Notable members 
- Edward Wilmot Blyden, educator, writer, diplomat and politician
- Kevin DeYoung, author, pastor
- Vern Den Herder, professional football player in the NFL (1972 undefeated Miami Dolphins)
- Everett Dirksen, senator
- B.D. Dykstra, writer and educator
- Jack Hanna, American zoologist
- Peter Hoekstra, Congressman
- Evel Knievel, motorcycle stuntman and daredevil
- Kyle Korver, professional basketball player in the NBA
- Francis D. "Hap" Moran, professional football player New York Giants, Deacon and Elder in the Reformed Church in America
- A. J. Muste, writer, professor, pacifist
- Jim Nantz, TV sportscaster
- Norman Vincent Peale, preacher
- Theodore Roosevelt, American President
- Marge Roukema, Congresswoman, a convert from Roman Catholicism
- Albert Janse Ryckman, Mayor of Albany, New York (1702–1703), Captain of the Albany Militia, prominent Albany brewmaster of the late seventeenth century; deacon in the Dutch Reformed Church
- John Scudder, Sr., missionary
- Philip Schuyler, a leader of the American Revolution
- Robert H. Schuller, televangelist
- Martin Van Buren, American President
- Fez Whatley, radio personality
- The Reverend Clark V. Poling, one of the Four Chaplains
See also 
- Birch, J. J. The Pioneering Church in the Mohawk Valley (1955)
- DeJong, Gerald F. The Dutch Reformed Church in the American Colonies (1978) 279 pp.
- Fabend, H. H. Zion on the Hudson: Dutch New York and New Jersey in the Age of Revivals (2000)

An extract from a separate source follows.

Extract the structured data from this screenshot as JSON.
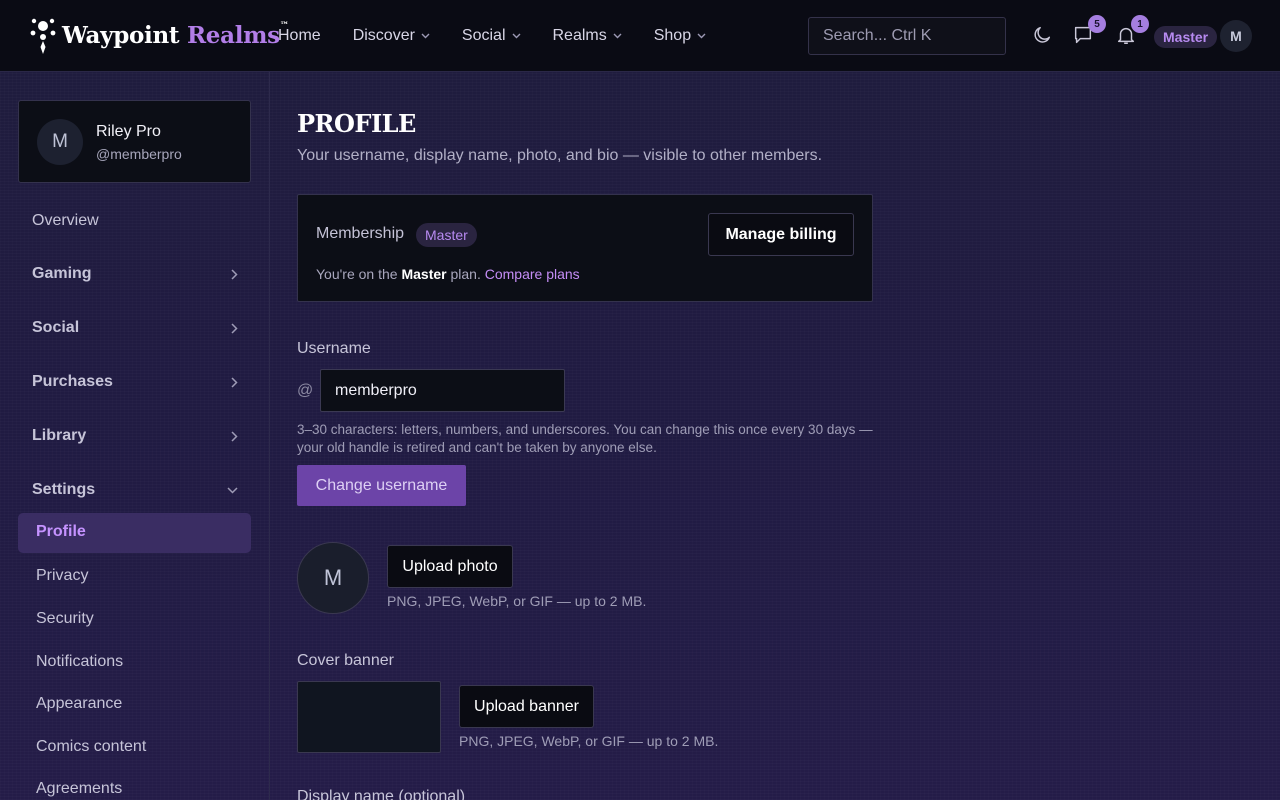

- House, Renee S., and John W. Coakley, eds. ''Women in the History of the Reformed Church in America (1999) 182 pp. Historical Series of the Reformed Church in America. no. 5.
- Hansen, M.G. The Reformed Church in the Netherlands, 1340–1840 (1884)
- Swierenga, Robert, and Elton J. Bruins. Family Quarrels in the Dutch Reformed Churches in the 19th Century: The Pillar Church Sesquicentennial Lectures (Historical Series of the Reformed Church in America) (2000) excerpt and text search
- Swierenga, Robert. The Dutch in America: Immigration, Settlement, and Cultural Change (1985)
- Swierenga, Robert. Faith and Family: Dutch Immigration and Settlement in the United States, 1820-1920 (2000)
- W.N.P. Dailey, "The History of Montgomery Classis, R.C.A.", Recorder Press, Amsterdam, NY 1916, accessed 31 January 2011
- Benjamin C. Taylor D. D., "Annals of the Classis of Bergen of the Reformed Dutch Church and of the Churches Under its Care: Including, The Civil History of the Ancient Township of Bergen, in New Jersey", Hosford & Co. NY, NY 1857
- Firth Haring Fabend, "The Synod of Dort and the Persistence of Dutchness in Nineteenth-century New York and New Jersey", New York History; 1996 77(3): 273-300
- Position on Physician-Assisted Suicide
- Position on Capital Punishment
- Summary of the Synod General Statements on Abortion
- Reformed Church in America, (2013). "Summaries of general synod discussions and actions on homosexuality and the rights of homosexuals". Reformed Church Press. Retrieved Jan. 5, 2013.
- Our Reformed Church: General Synod Council
- RCA - About Us: Educational Institutions
- RCA - MFCA: Ministerial Formation Certification Agency
- ChristianPost:Reformed Church to Discuss Response to Homosexuality